* DATA FOR THIS EXERCISE *
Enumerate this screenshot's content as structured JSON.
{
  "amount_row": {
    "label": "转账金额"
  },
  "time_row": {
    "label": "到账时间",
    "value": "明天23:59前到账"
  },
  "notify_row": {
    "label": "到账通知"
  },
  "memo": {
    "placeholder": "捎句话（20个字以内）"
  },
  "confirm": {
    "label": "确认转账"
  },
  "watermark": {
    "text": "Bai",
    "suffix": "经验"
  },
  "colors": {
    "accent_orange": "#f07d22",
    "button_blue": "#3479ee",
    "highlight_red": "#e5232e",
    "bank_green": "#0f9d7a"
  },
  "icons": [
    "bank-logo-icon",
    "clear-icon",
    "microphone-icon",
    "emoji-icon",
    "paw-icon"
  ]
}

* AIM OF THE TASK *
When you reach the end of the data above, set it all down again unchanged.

* WRITTEN SOLUTION *
Enumerate this screenshot's content as structured JSON.
{
  "amount_row": {
    "label": "转账金额"
  },
  "time_row": {
    "label": "到账时间",
    "value": "明天23:59前到账"
  },
  "notify_row": {
    "label": "到账通知"
  },
  "memo": {
    "placeholder": "捎句话（20个字以内）"
  },
  "confirm": {
    "label": "确认转账"
  },
  "watermark": {
    "text": "Bai",
    "suffix": "经验"
  },
  "colors": {
    "accent_orange": "#f07d22",
    "button_blue": "#3479ee",
    "highlight_red": "#e5232e",
    "bank_green": "#0f9d7a"
  },
  "icons": [
    "bank-logo-icon",
    "clear-icon",
    "microphone-icon",
    "emoji-icon",
    "paw-icon"
  ]
}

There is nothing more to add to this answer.